What you need to do >>
Go through the data line by line and count the lines that hold "series". Reply with the total only.

Given data >>

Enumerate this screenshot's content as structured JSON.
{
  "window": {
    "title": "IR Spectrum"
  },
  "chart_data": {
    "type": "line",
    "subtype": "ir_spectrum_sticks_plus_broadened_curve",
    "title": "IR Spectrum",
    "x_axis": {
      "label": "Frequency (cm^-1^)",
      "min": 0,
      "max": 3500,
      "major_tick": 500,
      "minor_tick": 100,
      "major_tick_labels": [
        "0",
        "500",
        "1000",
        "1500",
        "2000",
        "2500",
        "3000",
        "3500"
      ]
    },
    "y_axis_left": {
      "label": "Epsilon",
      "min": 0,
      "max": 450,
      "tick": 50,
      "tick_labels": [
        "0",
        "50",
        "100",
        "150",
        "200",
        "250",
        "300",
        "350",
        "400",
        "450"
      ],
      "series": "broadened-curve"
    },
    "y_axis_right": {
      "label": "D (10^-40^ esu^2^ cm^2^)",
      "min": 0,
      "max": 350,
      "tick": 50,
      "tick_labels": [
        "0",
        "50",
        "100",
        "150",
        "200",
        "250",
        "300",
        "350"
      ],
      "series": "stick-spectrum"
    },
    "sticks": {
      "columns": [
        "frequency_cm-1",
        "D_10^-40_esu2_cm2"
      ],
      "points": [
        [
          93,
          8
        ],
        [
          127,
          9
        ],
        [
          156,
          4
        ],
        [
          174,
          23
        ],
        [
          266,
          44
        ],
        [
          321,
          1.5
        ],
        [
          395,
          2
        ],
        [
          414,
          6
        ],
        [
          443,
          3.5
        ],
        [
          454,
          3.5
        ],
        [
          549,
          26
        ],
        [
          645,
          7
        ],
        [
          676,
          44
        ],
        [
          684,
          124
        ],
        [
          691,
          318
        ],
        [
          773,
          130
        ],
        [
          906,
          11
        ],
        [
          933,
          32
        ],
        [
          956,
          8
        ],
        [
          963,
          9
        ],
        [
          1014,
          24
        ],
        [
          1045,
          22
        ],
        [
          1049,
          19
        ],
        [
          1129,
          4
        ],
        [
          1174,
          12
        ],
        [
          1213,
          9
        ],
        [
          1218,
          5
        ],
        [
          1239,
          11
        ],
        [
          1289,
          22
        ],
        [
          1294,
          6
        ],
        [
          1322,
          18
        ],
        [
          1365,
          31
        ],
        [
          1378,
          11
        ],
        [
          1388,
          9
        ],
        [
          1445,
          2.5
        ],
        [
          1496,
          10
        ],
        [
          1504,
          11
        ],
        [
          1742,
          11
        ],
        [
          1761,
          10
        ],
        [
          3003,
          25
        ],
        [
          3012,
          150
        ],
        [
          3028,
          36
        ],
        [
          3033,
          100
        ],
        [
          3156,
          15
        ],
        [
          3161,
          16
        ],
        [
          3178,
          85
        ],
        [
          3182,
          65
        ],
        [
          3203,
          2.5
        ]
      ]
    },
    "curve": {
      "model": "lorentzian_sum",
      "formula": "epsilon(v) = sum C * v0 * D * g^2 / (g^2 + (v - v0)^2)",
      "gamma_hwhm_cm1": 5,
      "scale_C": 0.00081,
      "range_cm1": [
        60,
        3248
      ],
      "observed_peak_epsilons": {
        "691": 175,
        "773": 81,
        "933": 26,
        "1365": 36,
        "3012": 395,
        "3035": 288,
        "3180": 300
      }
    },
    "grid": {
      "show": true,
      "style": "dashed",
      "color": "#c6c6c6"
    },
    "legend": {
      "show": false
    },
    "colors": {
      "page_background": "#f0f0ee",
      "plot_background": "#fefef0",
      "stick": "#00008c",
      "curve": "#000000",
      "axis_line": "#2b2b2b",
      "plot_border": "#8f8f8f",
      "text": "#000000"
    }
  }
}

Task answer >>
2